Information security due diligence is often undertaken during the information technology procurement process to ensure that risks are uncovered.
(vi) Ethical Due Diligence
Ethical Due Diligence measures ethical character of the company and identify the possibilities of ethical risks, which is a non-financial risk. It may relate to reputation, governance, ethical values etc. It helps an organization to decide whether the partner is ethically viable. This is an effective reputation management tool for any type of business decisions.
B. Legal Due Diligence
A legal due diligence covers the legal aspects of a business transaction, liabilities of the target company, potential legal pitfalls and other related issues. Legal due diligence covers intra-corporate and inter-corporate transactions. It includes preparation of regulatory checklists meeting with personnel, independent check with regulatory authorities etc. apart from document verification.
C. Financial Due Diligence
Financial due diligence provides peace of mind to both corporate and financial buyers, by analyzing and validating all the financial, commercial, operational and strategic assumptions being made.

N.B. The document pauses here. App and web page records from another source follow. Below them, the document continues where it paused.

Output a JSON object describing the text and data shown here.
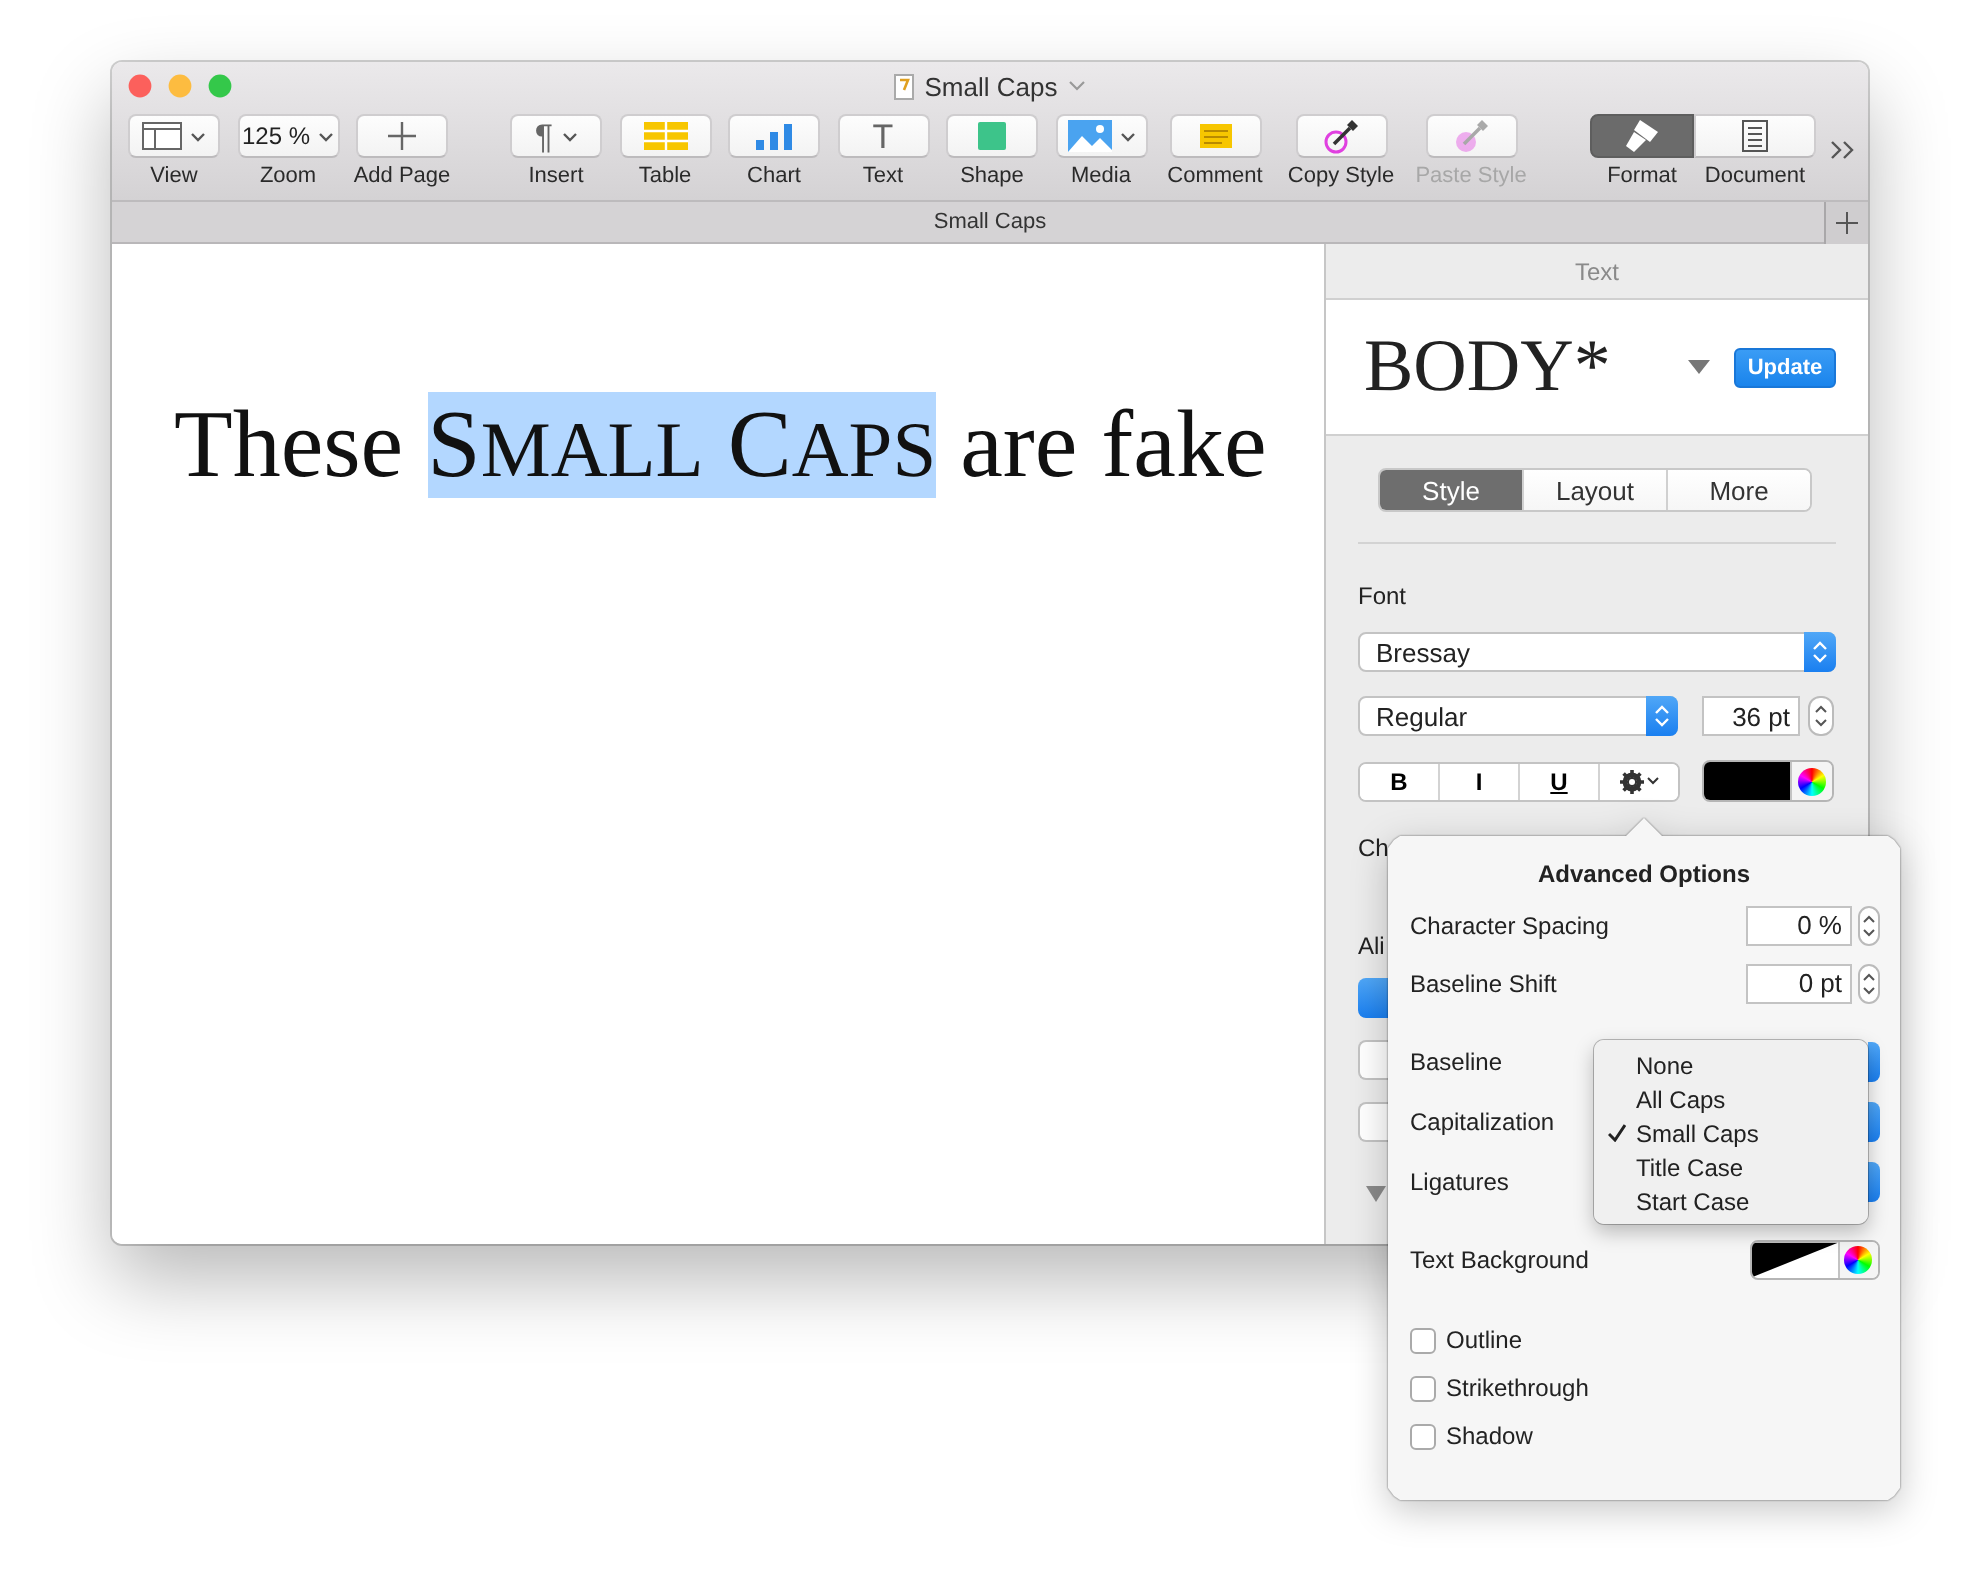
{
  "window": {
    "title": "Small Caps"
  },
  "toolbar": {
    "groups": [
      [
        {
          "kind": "view",
          "label": "View",
          "disabled": false
        },
        {
          "kind": "zoom",
          "label": "Zoom",
          "value": "125 %",
          "disabled": false
        },
        {
          "kind": "add",
          "label": "Add Page",
          "disabled": false
        }
      ],
      [
        {
          "kind": "insert",
          "label": "Insert",
          "glyph": "¶",
          "disabled": false
        },
        {
          "kind": "table",
          "label": "Table",
          "disabled": false
        },
        {
          "kind": "chart",
          "label": "Chart",
          "disabled": false
        },
        {
          "kind": "text",
          "label": "Text",
          "glyph": "T",
          "disabled": false
        },
        {
          "kind": "shape",
          "label": "Shape",
          "disabled": false
        },
        {
          "kind": "media",
          "label": "Media",
          "disabled": false
        }
      ],
      [
        {
          "kind": "comment",
          "label": "Comment",
          "disabled": false
        }
      ],
      [
        {
          "kind": "copystyle",
          "label": "Copy Style",
          "disabled": false
        },
        {
          "kind": "pastestyle",
          "label": "Paste Style",
          "disabled": true
        }
      ]
    ],
    "inspector_tabs": [
      {
        "kind": "format",
        "label": "Format",
        "selected": true
      },
      {
        "kind": "document",
        "label": "Document",
        "selected": false
      }
    ]
  },
  "tab_bar": {
    "title": "Small Caps"
  },
  "document": {
    "segments": [
      {
        "kind": "plain",
        "text": "These ",
        "selected": false
      },
      {
        "kind": "smallcaps",
        "text": "SMALL CAPS",
        "selected": true
      },
      {
        "kind": "plain",
        "text": " are fake",
        "selected": false
      }
    ]
  },
  "sidebar": {
    "header": "Text",
    "paragraph_style": "BODY*",
    "update_button": "Update",
    "tabs": [
      {
        "label": "Style",
        "selected": true
      },
      {
        "label": "Layout",
        "selected": false
      },
      {
        "label": "More",
        "selected": false
      }
    ],
    "font_label": "Font",
    "font_family": "Bressay",
    "typeface": "Regular",
    "size": "36 pt",
    "style_buttons": [
      {
        "kind": "bold",
        "label": "B"
      },
      {
        "kind": "italic",
        "label": "I"
      },
      {
        "kind": "underline",
        "label": "U"
      }
    ],
    "character_styles_label": "Ch",
    "alignment_label": "Ali"
  },
  "advanced_options": {
    "title": "Advanced Options",
    "fields": [
      {
        "label": "Character Spacing",
        "value": "0 %"
      },
      {
        "label": "Baseline Shift",
        "value": "0 pt"
      }
    ],
    "popups": [
      {
        "label": "Baseline"
      },
      {
        "label": "Capitalization"
      },
      {
        "label": "Ligatures"
      }
    ],
    "capitalization_menu": [
      {
        "label": "None",
        "selected": false
      },
      {
        "label": "All Caps",
        "selected": false
      },
      {
        "label": "Small Caps",
        "selected": true
      },
      {
        "label": "Title Case",
        "selected": false
      },
      {
        "label": "Start Case",
        "selected": false
      }
    ],
    "text_background_label": "Text Background",
    "checkboxes": [
      {
        "label": "Outline",
        "checked": false
      },
      {
        "label": "Strikethrough",
        "checked": false
      },
      {
        "label": "Shadow",
        "checked": false
      }
    ]
  }
}
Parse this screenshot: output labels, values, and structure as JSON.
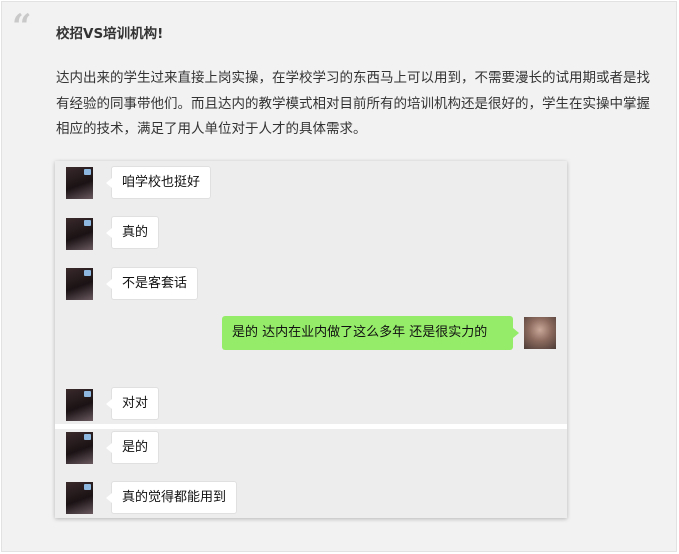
{
  "article": {
    "heading": "校招VS培训机构!",
    "paragraph": "达内出来的学生过来直接上岗实操，在学校学习的东西马上可以用到，不需要漫长的试用期或者是找有经验的同事带他们。而且达内的教学模式相对目前所有的培训机构还是很好的，学生在实操中掌握相应的技术，满足了用人单位对于人才的具体需求。"
  },
  "chat": {
    "messages": [
      {
        "side": "left",
        "text": "咱学校也挺好"
      },
      {
        "side": "left",
        "text": "真的"
      },
      {
        "side": "left",
        "text": "不是客套话"
      },
      {
        "side": "right",
        "text": "是的 达内在业内做了这么多年  还是很实力的"
      },
      {
        "side": "left",
        "text": "对对"
      },
      {
        "side": "left",
        "text": "是的"
      },
      {
        "side": "left",
        "text": "真的觉得都能用到"
      }
    ]
  },
  "colors": {
    "self_bubble": "#95ec69",
    "other_bubble": "#ffffff",
    "chat_background": "#ededed",
    "panel_background": "#f2f2f2"
  },
  "icons": {
    "quote": "quote-mark-icon"
  }
}
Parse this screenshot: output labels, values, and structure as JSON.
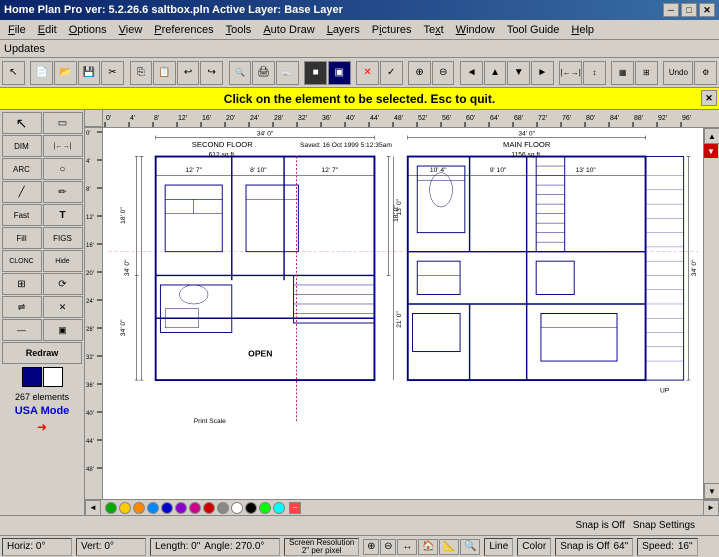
{
  "titlebar": {
    "title": "Home Plan Pro ver: 5.2.26.6    saltbox.pln    Active Layer: Base Layer",
    "min_label": "─",
    "max_label": "□",
    "close_label": "✕"
  },
  "menubar": {
    "items": [
      {
        "label": "File",
        "id": "file"
      },
      {
        "label": "Edit",
        "id": "edit"
      },
      {
        "label": "Options",
        "id": "options"
      },
      {
        "label": "View",
        "id": "view"
      },
      {
        "label": "Preferences",
        "id": "preferences"
      },
      {
        "label": "Tools",
        "id": "tools"
      },
      {
        "label": "Auto Draw",
        "id": "autodraw"
      },
      {
        "label": "Layers",
        "id": "layers"
      },
      {
        "label": "Pictures",
        "id": "pictures"
      },
      {
        "label": "Text",
        "id": "text"
      },
      {
        "label": "Window",
        "id": "window"
      },
      {
        "label": "Tool Guide",
        "id": "toolguide"
      },
      {
        "label": "Help",
        "id": "help"
      }
    ]
  },
  "updates_bar": {
    "label": "Updates"
  },
  "notification": {
    "text": "Click on the element to be selected.  Esc to quit.",
    "close_label": "✕"
  },
  "left_toolbar": {
    "redraw_label": "Redraw",
    "element_count": "267 elements",
    "usa_mode": "USA Mode",
    "dim_label": "DIM",
    "arc_label": "ARC",
    "fast_label": "Fast",
    "fill_label": "Fill",
    "figs_label": "FIGS",
    "clonc_label": "CLONC",
    "hide_label": "Hide"
  },
  "status_bar_1": {
    "snap_label": "Snap Settings",
    "colors": [
      "#00aa00",
      "#ffff00",
      "#ff8800",
      "#00aaff",
      "#0000ff",
      "#8800ff",
      "#ff00ff",
      "#ff0000",
      "#888888",
      "#ffffff",
      "#000000",
      "#00ff00",
      "#00ffff"
    ]
  },
  "status_bar_2": {
    "horiz_label": "Horiz: 0°",
    "vert_label": "Vert: 0°",
    "length_label": "Length: 0\"",
    "angle_label": "Angle: 270.0°",
    "resolution_label": "Screen Resolution",
    "resolution_value": "2\" per pixel",
    "line_label": "Line",
    "color_label": "Color",
    "snap_off_label": "Snap is Off",
    "snap_value": "64\"",
    "speed_label": "Speed:",
    "speed_value": "16\""
  },
  "ruler": {
    "marks": [
      "0'",
      "4'",
      "8'",
      "12'",
      "16'",
      "20'",
      "24'",
      "28'",
      "32'",
      "36'",
      "40'",
      "44'",
      "48'",
      "52'",
      "56'",
      "60'",
      "64'",
      "68'",
      "72'",
      "76'",
      "80'",
      "84'",
      "88'",
      "92'",
      "96'"
    ]
  },
  "floor_plan": {
    "second_floor_label": "SECOND FLOOR",
    "second_floor_sqft": "612 sq ft.",
    "main_floor_label": "MAIN FLOOR",
    "main_floor_sqft": "1156 sq ft.",
    "saved_label": "Saved: 16 Oct 1999  5:12:35am",
    "open_label": "OPEN",
    "print_scale_label": "Print Scale",
    "dim_34_left": "34' 0\"",
    "dim_34_right": "34' 0\"",
    "dim_12_7": "12' 7\"",
    "dim_8_10": "8' 10\"",
    "dim_12_7b": "12' 7\"",
    "dim_10_4": "10' 4\"",
    "dim_9_10": "9' 10\"",
    "dim_13_10": "13' 10\"",
    "dim_18_0": "18' 0\"",
    "dim_34_0v": "34' 0\"",
    "dim_34_0v2": "34' 0\"",
    "dim_16_0": "16' 0\"",
    "dim_13_0": "13' 0\"",
    "dim_21_0": "21' 0\""
  }
}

Financial Due Diligence includes review of accounting policies, review of internal audit procedures, quality and sustainability of earnings and cash flow, condition and value of assets, potential liabilities, tax implications of deal structures, examination of information systems to establish the reliability of financial information, internal control systems etc.
The tax due diligence comprises
an analysis of:
— tax compliance
— tax contingencies and
aggressive positions
— transfer pricing
— identification of risk areas
— tax planning and opportunities

Conclusion

Due Diligence is the process by which confidential legal, financial and other material information is exchanged, reviewed and appraised by the parties to a business transaction, which is done prior to the transaction. The nature and scope of Due Diligence vary from transaction to transaction.
 The aspects such as Creation of data room, execution of non-disclosure agreement are very important to carry out due diligence exercise. The data room may be virtual or physical. Due Diligence may be business, operational strategic, human resource, ethical, cultural, legal,
secretarial etc. Certain transactions like Mergers, Acquisitions, Venture Capital Investment, Initial Public Offer etc requires Due diligence exercise. Due diligence is different from audit. Audit is the inancial post mortem analysis. Due diligence analyses past, present and future issues (both financial and non financial).
Bibliography
1. Secretarial Audit, Compliance Management and Due Diligence- ICSI
2. Mergers and Acquisitions –A.P. Dash